● **EXERCISE**
The answer must consist of each line below that holds the word "ascending", copied as it stands.
[[ DATA FOR THIS EXERCISE, beginning ]]
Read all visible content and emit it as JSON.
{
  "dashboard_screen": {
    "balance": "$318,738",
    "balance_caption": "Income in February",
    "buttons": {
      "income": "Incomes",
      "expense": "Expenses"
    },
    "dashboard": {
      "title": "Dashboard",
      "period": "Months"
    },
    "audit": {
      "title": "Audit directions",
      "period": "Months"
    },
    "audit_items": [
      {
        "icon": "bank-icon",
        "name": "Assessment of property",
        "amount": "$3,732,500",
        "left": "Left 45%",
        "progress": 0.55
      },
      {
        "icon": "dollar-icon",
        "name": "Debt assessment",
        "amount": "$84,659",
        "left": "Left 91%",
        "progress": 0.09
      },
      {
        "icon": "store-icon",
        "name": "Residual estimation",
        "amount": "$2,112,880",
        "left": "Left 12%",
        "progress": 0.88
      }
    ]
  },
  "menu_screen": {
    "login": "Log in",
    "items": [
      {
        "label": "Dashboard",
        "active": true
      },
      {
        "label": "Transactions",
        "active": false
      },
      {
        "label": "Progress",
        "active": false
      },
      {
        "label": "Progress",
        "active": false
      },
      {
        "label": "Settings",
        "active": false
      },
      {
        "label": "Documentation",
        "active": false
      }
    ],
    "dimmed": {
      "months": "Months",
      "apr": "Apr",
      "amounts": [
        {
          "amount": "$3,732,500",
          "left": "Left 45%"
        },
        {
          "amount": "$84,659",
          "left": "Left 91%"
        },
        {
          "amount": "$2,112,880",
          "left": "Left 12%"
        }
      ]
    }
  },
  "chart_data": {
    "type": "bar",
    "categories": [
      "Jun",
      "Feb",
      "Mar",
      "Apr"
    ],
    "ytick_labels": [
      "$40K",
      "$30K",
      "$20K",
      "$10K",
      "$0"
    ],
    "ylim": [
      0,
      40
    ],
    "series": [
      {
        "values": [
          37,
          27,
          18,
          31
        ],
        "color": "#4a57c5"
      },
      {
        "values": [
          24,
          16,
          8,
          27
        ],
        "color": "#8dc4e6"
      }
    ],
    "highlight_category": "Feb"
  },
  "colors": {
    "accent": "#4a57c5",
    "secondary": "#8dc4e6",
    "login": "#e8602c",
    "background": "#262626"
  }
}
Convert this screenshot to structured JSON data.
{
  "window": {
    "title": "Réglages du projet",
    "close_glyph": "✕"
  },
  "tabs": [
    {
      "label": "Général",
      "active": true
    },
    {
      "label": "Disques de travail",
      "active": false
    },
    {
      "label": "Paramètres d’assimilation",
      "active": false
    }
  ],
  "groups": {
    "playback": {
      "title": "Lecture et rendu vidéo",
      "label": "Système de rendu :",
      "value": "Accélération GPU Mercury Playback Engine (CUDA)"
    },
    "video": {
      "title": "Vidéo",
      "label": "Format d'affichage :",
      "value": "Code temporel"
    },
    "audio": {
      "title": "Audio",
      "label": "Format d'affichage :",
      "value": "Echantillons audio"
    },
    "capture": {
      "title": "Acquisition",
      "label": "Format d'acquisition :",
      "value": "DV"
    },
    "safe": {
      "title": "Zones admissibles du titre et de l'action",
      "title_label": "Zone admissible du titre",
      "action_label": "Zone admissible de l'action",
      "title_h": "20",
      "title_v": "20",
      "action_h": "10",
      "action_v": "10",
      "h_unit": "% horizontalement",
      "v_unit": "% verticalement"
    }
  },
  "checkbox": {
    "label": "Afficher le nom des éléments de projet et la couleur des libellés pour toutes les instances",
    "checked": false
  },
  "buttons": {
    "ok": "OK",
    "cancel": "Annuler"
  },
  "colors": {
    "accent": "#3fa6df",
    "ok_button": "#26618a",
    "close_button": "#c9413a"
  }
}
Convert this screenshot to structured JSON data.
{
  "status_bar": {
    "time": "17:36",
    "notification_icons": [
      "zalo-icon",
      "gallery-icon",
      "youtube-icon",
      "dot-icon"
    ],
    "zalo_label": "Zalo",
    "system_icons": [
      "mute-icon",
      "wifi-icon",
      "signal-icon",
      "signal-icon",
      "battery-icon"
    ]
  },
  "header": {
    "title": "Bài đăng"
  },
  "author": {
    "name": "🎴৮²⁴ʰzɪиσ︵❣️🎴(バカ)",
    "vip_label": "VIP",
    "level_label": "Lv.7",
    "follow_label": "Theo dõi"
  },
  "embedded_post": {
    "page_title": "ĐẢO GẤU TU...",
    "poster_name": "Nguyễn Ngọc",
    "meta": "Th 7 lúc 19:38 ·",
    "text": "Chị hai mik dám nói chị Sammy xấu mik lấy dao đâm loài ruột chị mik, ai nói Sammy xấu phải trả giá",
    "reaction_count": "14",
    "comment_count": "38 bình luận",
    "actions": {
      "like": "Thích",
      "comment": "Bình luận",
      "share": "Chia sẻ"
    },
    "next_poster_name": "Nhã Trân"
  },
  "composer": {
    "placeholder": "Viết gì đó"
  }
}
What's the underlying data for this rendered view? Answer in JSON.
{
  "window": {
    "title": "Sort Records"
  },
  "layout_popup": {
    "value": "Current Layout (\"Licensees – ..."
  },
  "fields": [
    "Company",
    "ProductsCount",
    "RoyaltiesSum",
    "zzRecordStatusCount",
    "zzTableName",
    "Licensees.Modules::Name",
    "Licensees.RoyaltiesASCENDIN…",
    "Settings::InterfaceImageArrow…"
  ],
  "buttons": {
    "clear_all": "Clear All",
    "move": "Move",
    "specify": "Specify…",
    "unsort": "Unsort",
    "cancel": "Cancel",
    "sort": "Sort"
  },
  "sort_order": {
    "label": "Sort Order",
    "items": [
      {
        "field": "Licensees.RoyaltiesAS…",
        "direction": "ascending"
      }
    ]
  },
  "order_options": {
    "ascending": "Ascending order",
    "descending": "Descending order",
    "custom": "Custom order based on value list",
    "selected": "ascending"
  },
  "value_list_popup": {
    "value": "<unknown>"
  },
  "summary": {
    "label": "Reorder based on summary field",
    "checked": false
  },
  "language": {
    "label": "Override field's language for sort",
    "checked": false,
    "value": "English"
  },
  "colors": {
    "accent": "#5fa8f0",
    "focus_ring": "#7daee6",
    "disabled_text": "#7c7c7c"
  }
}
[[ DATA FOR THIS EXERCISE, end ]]
● **ANSWER SPACE**
        "direction": "ascending"
    "ascending": "Ascending order",
    "selected": "ascending"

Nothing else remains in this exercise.